In 1971, together with the trumpeter Charles Tolliver, Mr. Cowell founded Strata-East Records, a pioneering institution in jazz and the broader Black Arts Movement. It would release a steady run of pathbreaking music over the coming decade, becoming one of the most successful Black-run labels of its time.
Mr. Cowell and Mr. Tolliver met in the late 1960s, as members of the drummer Max Roach’s ensemble. After recording a now-classic album with Roach, “Members, Don’t Git Weary,” in 1968, they formed a quartet called Music Inc., which released its debut LP, “The Ringer,” on Polydor in 1970. But Mr. Cowell and Mr. Tolliver found themselves unable to find a label that would pay what they considered a fair advance for their next album, at a time when jazz’s commercial appeal was fading.
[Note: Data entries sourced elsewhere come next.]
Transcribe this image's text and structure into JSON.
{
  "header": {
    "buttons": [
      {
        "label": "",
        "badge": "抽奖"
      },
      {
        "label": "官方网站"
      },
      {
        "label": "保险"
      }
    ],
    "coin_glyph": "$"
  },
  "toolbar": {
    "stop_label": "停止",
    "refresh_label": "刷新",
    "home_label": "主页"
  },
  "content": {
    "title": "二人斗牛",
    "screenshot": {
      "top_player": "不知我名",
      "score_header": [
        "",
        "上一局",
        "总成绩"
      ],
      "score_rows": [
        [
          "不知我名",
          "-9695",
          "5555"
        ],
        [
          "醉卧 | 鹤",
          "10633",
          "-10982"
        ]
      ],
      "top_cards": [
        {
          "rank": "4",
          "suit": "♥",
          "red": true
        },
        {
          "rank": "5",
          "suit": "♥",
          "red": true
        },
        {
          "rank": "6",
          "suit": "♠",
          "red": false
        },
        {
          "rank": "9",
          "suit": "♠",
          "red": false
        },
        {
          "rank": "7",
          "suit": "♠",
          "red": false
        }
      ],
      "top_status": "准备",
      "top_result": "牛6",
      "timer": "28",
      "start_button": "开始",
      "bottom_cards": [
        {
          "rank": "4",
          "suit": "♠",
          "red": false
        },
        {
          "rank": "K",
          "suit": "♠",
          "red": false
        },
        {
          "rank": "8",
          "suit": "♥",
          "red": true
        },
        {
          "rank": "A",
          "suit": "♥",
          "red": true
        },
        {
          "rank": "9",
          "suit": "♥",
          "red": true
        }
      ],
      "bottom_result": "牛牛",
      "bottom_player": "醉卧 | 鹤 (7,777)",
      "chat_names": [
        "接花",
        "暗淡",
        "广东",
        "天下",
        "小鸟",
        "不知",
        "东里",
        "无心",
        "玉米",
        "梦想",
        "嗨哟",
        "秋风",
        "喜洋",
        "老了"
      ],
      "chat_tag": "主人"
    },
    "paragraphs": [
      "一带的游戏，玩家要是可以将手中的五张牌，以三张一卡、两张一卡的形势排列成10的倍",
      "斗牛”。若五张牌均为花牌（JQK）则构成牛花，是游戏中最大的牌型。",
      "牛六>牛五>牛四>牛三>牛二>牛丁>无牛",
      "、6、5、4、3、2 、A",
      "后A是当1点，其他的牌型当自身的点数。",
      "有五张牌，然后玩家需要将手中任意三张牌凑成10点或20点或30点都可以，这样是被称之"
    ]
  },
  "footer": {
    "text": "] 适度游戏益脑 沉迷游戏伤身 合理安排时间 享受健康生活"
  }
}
Inspired by the Black musicians’ collectives that had recently sprouted up in cities across the country, and by the artist-run Strata label in Detroit, Mr. Cowell and Mr. Tolliver founded Strata-East. Their second album together, “Music Inc.,” with the quartet fleshed out into a large ensemble, was the label’s first release.
“The aesthetic ambition was to compose, play and extend the music of our great influences, mentors and innovators, while keeping the distinguishing features of the jazz tradition,” Mr. Cowell said in a 2015 interview for the Superfly Records website.
Over the coming decade, Strata-East would release dozens of albums with a similar goal at heart, including some gemlike LPs by Mr. Cowell: “Musa: Ancestral Streams” (1974), a solo album of understated breadth; “Regeneration” (1975), an odyssey equally inspired by pop music and pan-Africanism; and a pair of singular albums with the Piano Choir, a group of seven pianists, “Handscapes 1” (1973) and “Handscapes 2” (1975).